Myth-busting and some simple truths about preventing kidney stones

I see a lot of patients who come to me when they pass a stone or need to have a procedure to have removal of one.  My heart is with them, as they describe the experience as the most severe pain in their life and they wish it will never be repeated in the future.  For that reason, patients are very keen to avoid further episodes of stone passage and want to find out about the stone prevention. This advice is especially important as we also know once a person has developed stones, the likelihood of them having another occurrence is raised to about 50 per cent over 10 years.

There is frequently a lot of confusion around the topic.  My advice that the most important part of change which they need is increased fluid intake.  It has been proven that if a person has urine output of more than 2.5 litres per 24 hours, they are unlikely to form stones.  The type of fluid is not as important, as volume, so it could be pure or flavoured water or diluted juice.  Stone formers are advised to avoid black tea, as it contains high amount of oxalate, a frequent component of stones.  Citrate-containing drinks, such as lemonade, are useful, as they provide citrate, which is a stone-formation inhibitor, but be mindful of intake of calories with soda type drinks.

A person could judge whether they drink enough fluid accurately by measuring the volume of urine produced over 24 hours, as each individual fluid intake would vary, depending on their activity and ambient temperature.  For example, a tall athlete would require fluid input of over 3.5 litres to compensate for sweating during exercise.

If urine dilutes enough, the substances which form stones will not clump together.  It will not dissolve already existing stones but will prevent their growth and appearance of new deposits for stone formation.

The other important change is diet.  Reduction of salt and animal protein will lead in reduction of propensity to form stones, so goodbye bangers and mash and hello salad.

Calcium oxalate is the most common type of stones.  Oxalate is encountered in chocolate, strawberries, grapefruit and spinach, so these foodstuffs are allowed in moderation.  The advice to reduce calcium rich foodstuffs, such as milk, is outdated, as calcium binds oxalate in the bowel and prevents it getting into the body.
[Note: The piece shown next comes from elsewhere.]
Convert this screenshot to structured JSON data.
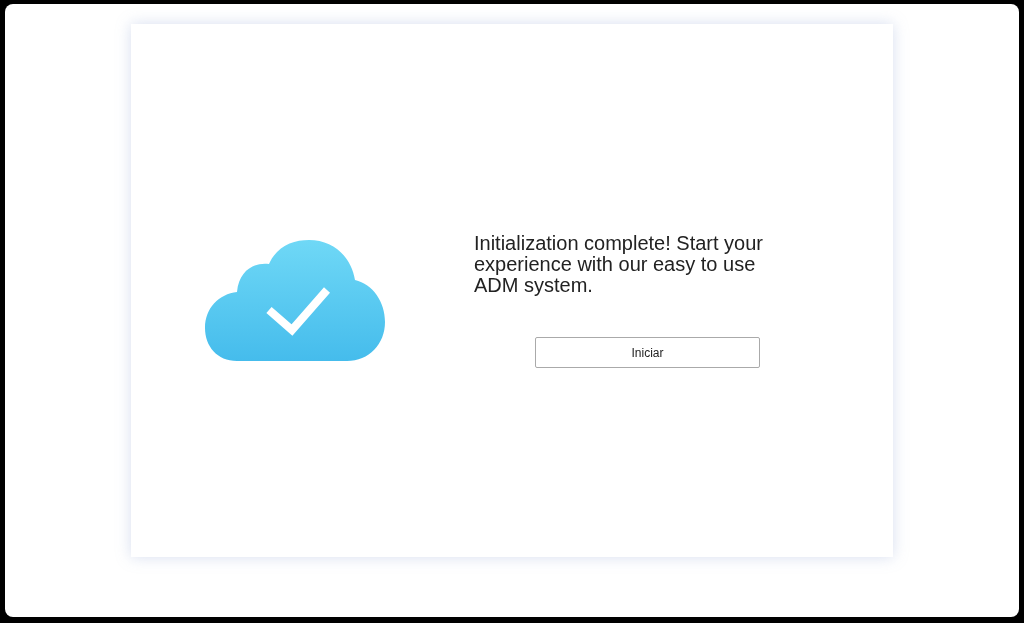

Increased vegetable consumption is also helpful, as it alters pH of urine to alkaline and makes stone formation less likely, which is important for the other common type, urate.

In conclusion, stone prevention is a question of altering diet and is entirely in the hands of an individual.